By Daniel Rodriguez | Dr. Budgets
I love it when we feature client success stories on the blog! Although we work with these clients for many months and see the progress they make through the coaching program, I love hearing their perspective on how much Dr. Budgets has helped them. It’s incredibly rewarding and I’m always proud of what they’ve accomplished.
This month, I wanted to do something different. Since Rachel had so many great quotes in her success story, I wanted to highlight some of my favorites with you:
“I think my total debt balance wasn’t because of one big splurge, but an accumulation of many years of small, poor decisions. Mostly, it was just me living outside of my means.”
Daniel: I see this a lot. When I work with clients who have a lot of credit card debt, it usually isn’t just one thing (a medical emergency, a big splurge) that caused them to go into debt. It is things like eating out too often, frequent trips to the coffee shop, buying lots of clothes… and, when you think about it, that’s unfortunate because they’re 1) usually still paying for purchases they made years ago, and 2) generally, they don’t have much to “show” for their debt… they ate the meals, drank the coffee and wore out (or threw out) their old clothes. They’re paying for the past (with interest!).

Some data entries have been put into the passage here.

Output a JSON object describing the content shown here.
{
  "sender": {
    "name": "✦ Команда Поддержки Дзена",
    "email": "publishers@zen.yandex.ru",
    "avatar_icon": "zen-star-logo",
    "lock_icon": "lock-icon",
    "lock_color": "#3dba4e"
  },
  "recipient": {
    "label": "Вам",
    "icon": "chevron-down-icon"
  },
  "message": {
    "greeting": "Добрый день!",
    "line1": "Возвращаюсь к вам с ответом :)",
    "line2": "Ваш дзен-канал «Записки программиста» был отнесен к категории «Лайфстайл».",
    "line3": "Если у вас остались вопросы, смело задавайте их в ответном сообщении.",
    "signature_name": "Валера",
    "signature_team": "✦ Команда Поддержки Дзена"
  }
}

“I felt like I never had a plan… money just came and went.”
Daniel: I see this a lot too! When you have a spending plan, you’re telling your money where to go instead of wondering where it went (that’s my favorite quote by John C. Maxwell).
“I’m in the financial services industry and I have access to thousands of financial advisers who can help me… if I had money. But, I didn’t have money, I had debt. Financial advisers don’t typically do budgeting.”

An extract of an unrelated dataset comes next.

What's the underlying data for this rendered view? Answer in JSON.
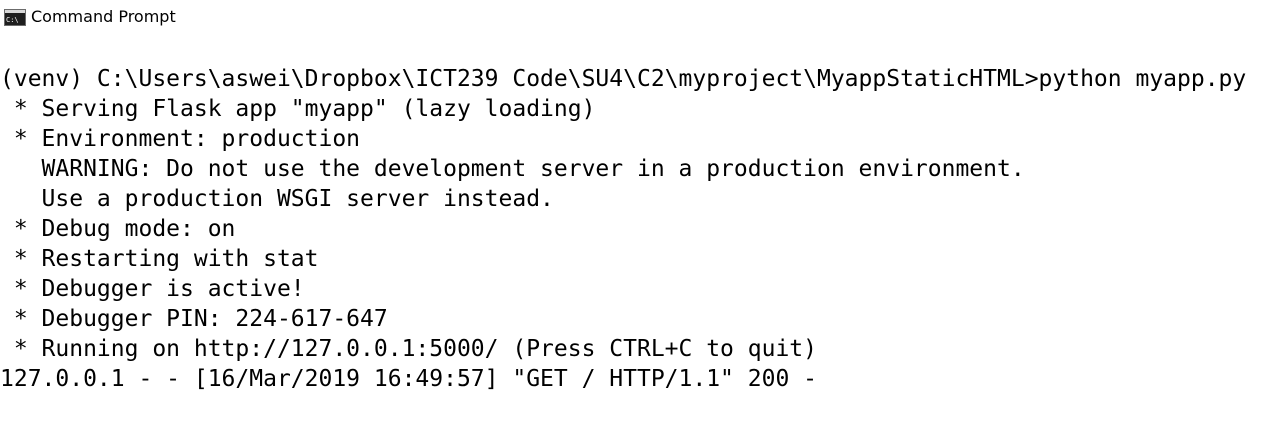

Daniel: It is a common misconception that financial advisers can spend a lot of time with their clients on their budget. This is simply not their area of expertise (which is why they are one of my biggest referral sources!). Financial advisers deal with investments, insurance, and their client’s overall financial picture… I know this because I used to be a financial adviser. If you’re looking for help with your day-to-day spending, then you need a money coach.
“(Looking at my spending) helped me to identify the things that are important to me (that I want to keep spending money on) and the things that aren’t – it helped me to spend with intention.”
Daniel: I love this. I’m probably going to write a whole blog post on the idea of spending with intention. When I work with clients, this is exactly what we want to achieve… it’s not about cutting spending, it’s about spending money on what’s important.
“I think that working with Dr. Budgets is really positive, supportive, and realistic. We started every session by looking at the progress toward on my goal (my goal tracker) and ended every conversation with accomplishments and recognition…”
Daniel: Even my own wife thought that our monthly money conversations were going to be uncomfortable! At Dr. Budgets we try to make the money conversations as painless as possible. We also talk to our clients about what they might need to improve in order to achieve their goals… people don’t necessarily like to hear “you can do better,” but after our clients achieve their financial goals, we hear time and time again “it was the accountability that got me here.”
“Also, I have money in my budget to contribute to charities and nonprofit organizations I support. With everything that’s happened lately, hurricanes and the fires in California, I feel good being able to say ‘yes! I have money to give to that’ without guilt.”
Daniel: I love this too! Charitable and nonprofit organization donations should be a part of your spending plan. My wife and I set money aside each month to contribute regularly to organizations we support, as well as extra money so that we can give when the opportunity arises, including school fundraisers, GoFundMe campaigns, and organizations that help in extreme times of need (like when hurricanes hit the southern states and Puerto Rico, or the terrible fires in Northern California). You should feel good (not guilty) about giving to these organizations!
“If you’re thinking about it, just have the conversation with a money coach and don’t be intimidated or embarrassed by the process… it’s simple. Doing the work is not always easy, but it’s achievable.”
Daniel: Yes! Please don’t be intimidated or embarrassed… there’s nothing to be ashamed of! And, yes, it will not always be easy… but the process is simple, and we want you to succeed.
“Just talking about money allowed me to put it out in the open and feel less shameful about my situation. I can talk to my parents now about money and debt. I’ve talked to others and learned they’re in similar situations. Many people go through difficult financial times, but don’t talk to anyone about it. It’s such a cause of anxiety for people. Even if you don’t talk to a money coach, talk to somebody. Money doesn’t need to be a source of stress for you.”
Daniel: I wrote about this quote in my recent newsletter. This quote, along with this A Cup of Jo blog post that my wife shared with me got me thinking about how we talk (or rather, don’t talk) about money. I talk about money all the time – it definitely isn’t taboo to me! But, I realize that many people don’t talk about money with friends or family… and I think that hurts them.
So, I’m encouraging you (as Rachel did) to talk to somebody about money if you aren’t already. Bring it up the next time you see your closest friend or tell your parents you want to have a conversation with them about it. It doesn’t have to be serious or even in-depth… simply saying “I’m trying to pay down a little debt… can we do happy hour instead of dinner?” (or coffee instead of drinks!) might be enough to lay the groundwork for an open dialogue.
I think that a lot of good can come from talking about money… so, why not start the conversation?